#### The problem:
Considering every line below, count those with the word "invoice" and give only the result.
[Listed entries — start]
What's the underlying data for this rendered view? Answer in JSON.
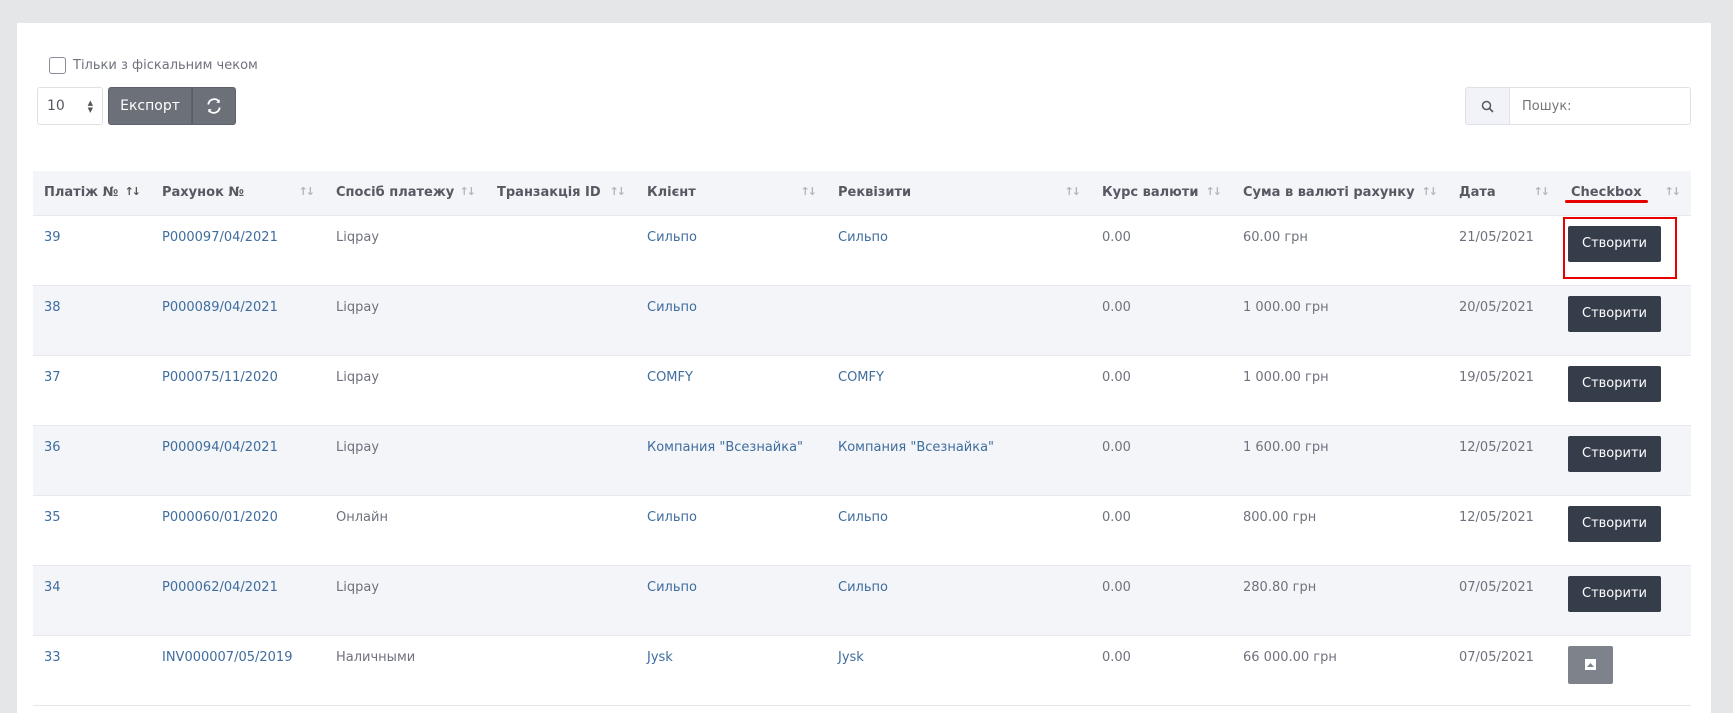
{
  "filters": {
    "fiscal_only_label": "Тільки з фіскальним чеком",
    "page_length": "10",
    "export_label": "Експорт",
    "search_placeholder": "Пошук:"
  },
  "table": {
    "columns": [
      "Платіж №",
      "Рахунок №",
      "Спосіб платежу",
      "Транзакція ID",
      "Клієнт",
      "Реквізити",
      "Курс валюти",
      "Сума в валюті рахунку",
      "Дата",
      "Checkbox"
    ],
    "create_label": "Створити",
    "rows": [
      {
        "payment": "39",
        "invoice": "P000097/04/2021",
        "method": "Liqpay",
        "transaction": "",
        "client": "Сильпо",
        "details": "Сильпо",
        "rate": "0.00",
        "amount": "60.00 грн",
        "date": "21/05/2021",
        "action": "create"
      },
      {
        "payment": "38",
        "invoice": "P000089/04/2021",
        "method": "Liqpay",
        "transaction": "",
        "client": "Сильпо",
        "details": "",
        "rate": "0.00",
        "amount": "1 000.00 грн",
        "date": "20/05/2021",
        "action": "create"
      },
      {
        "payment": "37",
        "invoice": "P000075/11/2020",
        "method": "Liqpay",
        "transaction": "",
        "client": "COMFY",
        "details": "COMFY",
        "rate": "0.00",
        "amount": "1 000.00 грн",
        "date": "19/05/2021",
        "action": "create"
      },
      {
        "payment": "36",
        "invoice": "P000094/04/2021",
        "method": "Liqpay",
        "transaction": "",
        "client": "Компания \"Всезнайка\"",
        "details": "Компания \"Всезнайка\"",
        "rate": "0.00",
        "amount": "1 600.00 грн",
        "date": "12/05/2021",
        "action": "create"
      },
      {
        "payment": "35",
        "invoice": "P000060/01/2020",
        "method": "Онлайн",
        "transaction": "",
        "client": "Сильпо",
        "details": "Сильпо",
        "rate": "0.00",
        "amount": "800.00 грн",
        "date": "12/05/2021",
        "action": "create"
      },
      {
        "payment": "34",
        "invoice": "P000062/04/2021",
        "method": "Liqpay",
        "transaction": "",
        "client": "Сильпо",
        "details": "Сильпо",
        "rate": "0.00",
        "amount": "280.80 грн",
        "date": "07/05/2021",
        "action": "create"
      },
      {
        "payment": "33",
        "invoice": "INV000007/05/2019",
        "method": "Наличными",
        "transaction": "",
        "client": "Jysk",
        "details": "Jysk",
        "rate": "0.00",
        "amount": "66 000.00 грн",
        "date": "07/05/2021",
        "action": "pdf"
      }
    ]
  },
  "colors": {
    "header_bg": "#f3f5f8",
    "link": "#3f6d9e",
    "button_dark": "#363d4a",
    "annotation_red": "#e60000"
  }
}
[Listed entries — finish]
#### Completed task:
7